"""

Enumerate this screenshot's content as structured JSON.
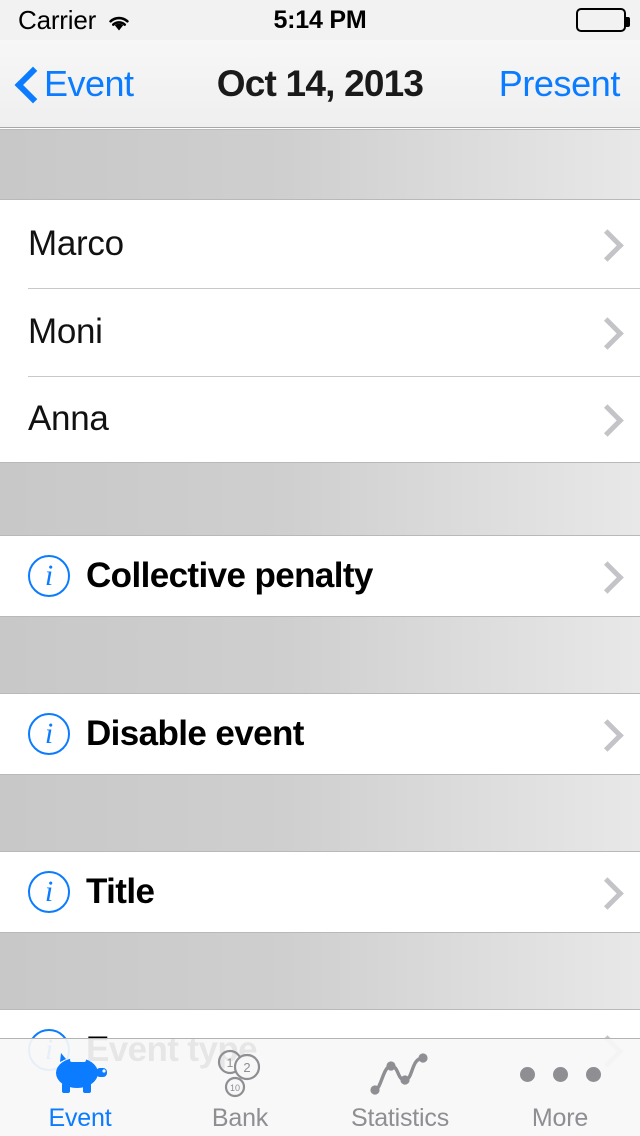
{
  "status_bar": {
    "carrier": "Carrier",
    "wifi_icon": "wifi-icon",
    "time": "5:14 PM",
    "battery_icon": "battery-full-icon"
  },
  "nav_bar": {
    "back_label": "Event",
    "back_icon": "chevron-left-icon",
    "title": "Oct 14, 2013",
    "right_action": "Present"
  },
  "sections": [
    {
      "rows": [
        {
          "label": "Marco",
          "style": "plain",
          "accessory": "chevron-right-icon"
        },
        {
          "label": "Moni",
          "style": "plain",
          "accessory": "chevron-right-icon"
        },
        {
          "label": "Anna",
          "style": "plain",
          "accessory": "chevron-right-icon"
        }
      ]
    },
    {
      "rows": [
        {
          "label": "Collective penalty",
          "style": "bold",
          "icon": "info-circle-icon",
          "accessory": "chevron-right-icon"
        }
      ]
    },
    {
      "rows": [
        {
          "label": "Disable event",
          "style": "bold",
          "icon": "info-circle-icon",
          "accessory": "chevron-right-icon"
        }
      ]
    },
    {
      "rows": [
        {
          "label": "Title",
          "style": "bold",
          "icon": "info-circle-icon",
          "accessory": "chevron-right-icon"
        }
      ]
    },
    {
      "rows": [
        {
          "label": "Event type",
          "style": "bold",
          "icon": "info-circle-icon",
          "accessory": "chevron-right-icon"
        }
      ]
    }
  ],
  "rows_flat": {
    "r0": "Marco",
    "r1": "Moni",
    "r2": "Anna",
    "r3": "Collective penalty",
    "r4": "Disable event",
    "r5": "Title",
    "r6": "Event type",
    "info_glyph": "i"
  },
  "tab_bar": {
    "items": [
      {
        "label": "Event",
        "icon": "piggy-bank-icon",
        "active": true
      },
      {
        "label": "Bank",
        "icon": "coins-icon",
        "active": false
      },
      {
        "label": "Statistics",
        "icon": "line-chart-icon",
        "active": false
      },
      {
        "label": "More",
        "icon": "ellipsis-icon",
        "active": false
      }
    ],
    "coin_values": [
      "1",
      "2",
      "10"
    ]
  },
  "colors": {
    "accent": "#0b7bff",
    "inactive": "#8e8e93",
    "separator": "#c8c7cc",
    "chevron": "#c4c4c8"
  }
}
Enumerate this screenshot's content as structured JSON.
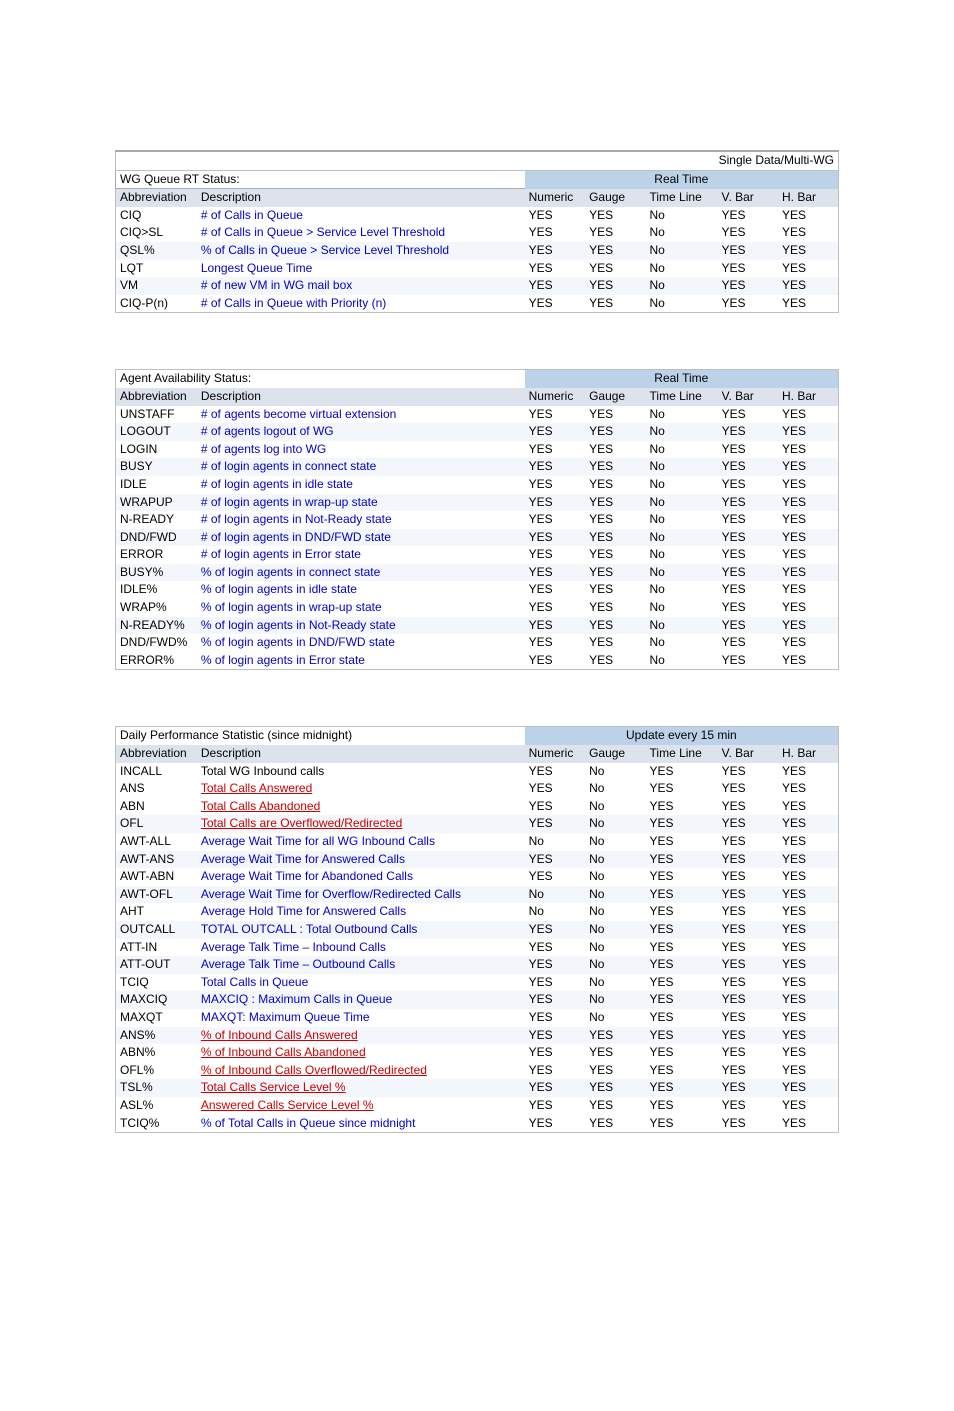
{
  "table1": {
    "topbar_right": "Single Data/Multi-WG",
    "title": "WG Queue RT Status:",
    "group_header": "Real Time",
    "columns": [
      "Abbreviation",
      "Description",
      "Numeric",
      "Gauge",
      "Time Line",
      "V. Bar",
      "H. Bar"
    ],
    "rows": [
      {
        "abbr": "CIQ",
        "desc": "# of Calls in Queue",
        "c": [
          "YES",
          "YES",
          "No",
          "YES",
          "YES"
        ],
        "alt": false
      },
      {
        "abbr": "CIQ>SL",
        "desc": "# of Calls in Queue > Service Level Threshold",
        "c": [
          "YES",
          "YES",
          "No",
          "YES",
          "YES"
        ],
        "alt": false
      },
      {
        "abbr": "QSL%",
        "desc": "% of Calls in Queue > Service Level Threshold",
        "c": [
          "YES",
          "YES",
          "No",
          "YES",
          "YES"
        ],
        "alt": true
      },
      {
        "abbr": "LQT",
        "desc": "Longest Queue Time",
        "c": [
          "YES",
          "YES",
          "No",
          "YES",
          "YES"
        ],
        "alt": false
      },
      {
        "abbr": "VM",
        "desc": "# of new VM in WG mail box",
        "c": [
          "YES",
          "YES",
          "No",
          "YES",
          "YES"
        ],
        "alt": true
      },
      {
        "abbr": "CIQ-P(n)",
        "desc": "# of Calls in Queue with Priority (n)",
        "c": [
          "YES",
          "YES",
          "No",
          "YES",
          "YES"
        ],
        "alt": false
      }
    ]
  },
  "table2": {
    "title": "Agent Availability Status:",
    "group_header": "Real Time",
    "columns": [
      "Abbreviation",
      "Description",
      "Numeric",
      "Gauge",
      "Time Line",
      "V. Bar",
      "H. Bar"
    ],
    "rows": [
      {
        "abbr": "UNSTAFF",
        "desc": "# of agents become virtual extension",
        "c": [
          "YES",
          "YES",
          "No",
          "YES",
          "YES"
        ],
        "alt": false
      },
      {
        "abbr": "LOGOUT",
        "desc": "# of agents logout of WG",
        "c": [
          "YES",
          "YES",
          "No",
          "YES",
          "YES"
        ],
        "alt": true
      },
      {
        "abbr": "LOGIN",
        "desc": "# of agents log into WG",
        "c": [
          "YES",
          "YES",
          "No",
          "YES",
          "YES"
        ],
        "alt": false
      },
      {
        "abbr": "BUSY",
        "desc": "# of login agents in connect state",
        "c": [
          "YES",
          "YES",
          "No",
          "YES",
          "YES"
        ],
        "alt": true
      },
      {
        "abbr": "IDLE",
        "desc": "# of login agents in idle state",
        "c": [
          "YES",
          "YES",
          "No",
          "YES",
          "YES"
        ],
        "alt": false
      },
      {
        "abbr": "WRAPUP",
        "desc": "# of login agents in wrap-up state",
        "c": [
          "YES",
          "YES",
          "No",
          "YES",
          "YES"
        ],
        "alt": true
      },
      {
        "abbr": "N-READY",
        "desc": "# of login agents in Not-Ready state",
        "c": [
          "YES",
          "YES",
          "No",
          "YES",
          "YES"
        ],
        "alt": false
      },
      {
        "abbr": "DND/FWD",
        "desc": "# of login agents in DND/FWD state",
        "c": [
          "YES",
          "YES",
          "No",
          "YES",
          "YES"
        ],
        "alt": true
      },
      {
        "abbr": "ERROR",
        "desc": "# of login agents in Error state",
        "c": [
          "YES",
          "YES",
          "No",
          "YES",
          "YES"
        ],
        "alt": false
      },
      {
        "abbr": "BUSY%",
        "desc": "% of login agents in connect state",
        "c": [
          "YES",
          "YES",
          "No",
          "YES",
          "YES"
        ],
        "alt": true
      },
      {
        "abbr": "IDLE%",
        "desc": "% of login agents in idle state",
        "c": [
          "YES",
          "YES",
          "No",
          "YES",
          "YES"
        ],
        "alt": false
      },
      {
        "abbr": "WRAP%",
        "desc": "% of login agents in wrap-up state",
        "c": [
          "YES",
          "YES",
          "No",
          "YES",
          "YES"
        ],
        "alt": false
      },
      {
        "abbr": "N-READY%",
        "desc": "% of login agents in Not-Ready state",
        "c": [
          "YES",
          "YES",
          "No",
          "YES",
          "YES"
        ],
        "alt": true
      },
      {
        "abbr": "DND/FWD%",
        "desc": "% of login agents in DND/FWD state",
        "c": [
          "YES",
          "YES",
          "No",
          "YES",
          "YES"
        ],
        "alt": false
      },
      {
        "abbr": "ERROR%",
        "desc": "% of login agents in Error state",
        "c": [
          "YES",
          "YES",
          "No",
          "YES",
          "YES"
        ],
        "alt": false
      }
    ]
  },
  "table3": {
    "title": "Daily Performance Statistic (since midnight)",
    "group_header": "Update every 15 min",
    "columns": [
      "Abbreviation",
      "Description",
      "Numeric",
      "Gauge",
      "Time Line",
      "V. Bar",
      "H. Bar"
    ],
    "rows": [
      {
        "abbr": "INCALL",
        "desc": "Total WG Inbound calls",
        "dc": "black",
        "c": [
          "YES",
          "No",
          "YES",
          "YES",
          "YES"
        ],
        "alt": false
      },
      {
        "abbr": "ANS",
        "desc": "Total Calls Answered",
        "dc": "red",
        "c": [
          "YES",
          "No",
          "YES",
          "YES",
          "YES"
        ],
        "alt": false
      },
      {
        "abbr": "ABN",
        "desc": "Total Calls Abandoned",
        "dc": "red",
        "c": [
          "YES",
          "No",
          "YES",
          "YES",
          "YES"
        ],
        "alt": false
      },
      {
        "abbr": "OFL",
        "desc": "Total Calls are Overflowed/Redirected",
        "dc": "red",
        "c": [
          "YES",
          "No",
          "YES",
          "YES",
          "YES"
        ],
        "alt": true
      },
      {
        "abbr": "AWT-ALL",
        "desc": "Average Wait Time for all WG Inbound Calls",
        "dc": "link",
        "c": [
          "No",
          "No",
          "YES",
          "YES",
          "YES"
        ],
        "alt": false
      },
      {
        "abbr": "AWT-ANS",
        "desc": "Average Wait Time for Answered Calls",
        "dc": "link",
        "c": [
          "YES",
          "No",
          "YES",
          "YES",
          "YES"
        ],
        "alt": true
      },
      {
        "abbr": "AWT-ABN",
        "desc": "Average Wait Time for Abandoned Calls",
        "dc": "link",
        "c": [
          "YES",
          "No",
          "YES",
          "YES",
          "YES"
        ],
        "alt": false
      },
      {
        "abbr": "AWT-OFL",
        "desc": "Average Wait Time for Overflow/Redirected Calls",
        "dc": "link",
        "c": [
          "No",
          "No",
          "YES",
          "YES",
          "YES"
        ],
        "alt": true
      },
      {
        "abbr": "AHT",
        "desc": "Average Hold Time for Answered Calls",
        "dc": "link",
        "c": [
          "No",
          "No",
          "YES",
          "YES",
          "YES"
        ],
        "alt": false
      },
      {
        "abbr": "OUTCALL",
        "desc": "TOTAL OUTCALL : Total Outbound Calls",
        "dc": "link",
        "c": [
          "YES",
          "No",
          "YES",
          "YES",
          "YES"
        ],
        "alt": true
      },
      {
        "abbr": "ATT-IN",
        "desc": "Average Talk Time – Inbound Calls",
        "dc": "link",
        "c": [
          "YES",
          "No",
          "YES",
          "YES",
          "YES"
        ],
        "alt": false
      },
      {
        "abbr": "ATT-OUT",
        "desc": "Average Talk Time – Outbound Calls",
        "dc": "link",
        "c": [
          "YES",
          "No",
          "YES",
          "YES",
          "YES"
        ],
        "alt": true
      },
      {
        "abbr": "TCIQ",
        "desc": "Total Calls in Queue",
        "dc": "link",
        "c": [
          "YES",
          "No",
          "YES",
          "YES",
          "YES"
        ],
        "alt": false
      },
      {
        "abbr": "MAXCIQ",
        "desc": "MAXCIQ : Maximum Calls in Queue",
        "dc": "link",
        "c": [
          "YES",
          "No",
          "YES",
          "YES",
          "YES"
        ],
        "alt": true
      },
      {
        "abbr": "MAXQT",
        "desc": "MAXQT: Maximum Queue Time",
        "dc": "link",
        "c": [
          "YES",
          "No",
          "YES",
          "YES",
          "YES"
        ],
        "alt": false
      },
      {
        "abbr": "ANS%",
        "desc": "% of Inbound Calls Answered",
        "dc": "red",
        "c": [
          "YES",
          "YES",
          "YES",
          "YES",
          "YES"
        ],
        "alt": true
      },
      {
        "abbr": "ABN%",
        "desc": "% of Inbound Calls Abandoned",
        "dc": "red",
        "c": [
          "YES",
          "YES",
          "YES",
          "YES",
          "YES"
        ],
        "alt": false
      },
      {
        "abbr": "OFL%",
        "desc": "% of Inbound Calls Overflowed/Redirected",
        "dc": "red",
        "c": [
          "YES",
          "YES",
          "YES",
          "YES",
          "YES"
        ],
        "alt": false
      },
      {
        "abbr": "TSL%",
        "desc": "Total Calls Service Level %",
        "dc": "red",
        "c": [
          "YES",
          "YES",
          "YES",
          "YES",
          "YES"
        ],
        "alt": true
      },
      {
        "abbr": "ASL%",
        "desc": "Answered Calls Service Level %",
        "dc": "red",
        "c": [
          "YES",
          "YES",
          "YES",
          "YES",
          "YES"
        ],
        "alt": false
      },
      {
        "abbr": "TCIQ%",
        "desc": "% of Total Calls in Queue since midnight",
        "dc": "link",
        "c": [
          "YES",
          "YES",
          "YES",
          "YES",
          "YES"
        ],
        "alt": false
      }
    ]
  }
}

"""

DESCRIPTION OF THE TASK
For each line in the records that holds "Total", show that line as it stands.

RESPONSE AREA
        "desc": "Total WG Inbound calls",
        "desc": "Total Calls Answered",
        "desc": "Total Calls Abandoned",
        "desc": "Total Calls are Overflowed/Redirected",
        "desc": "TOTAL OUTCALL : Total Outbound Calls",
        "desc": "Total Calls in Queue",
        "desc": "Total Calls Service Level %",
        "desc": "% of Total Calls in Queue since midnight",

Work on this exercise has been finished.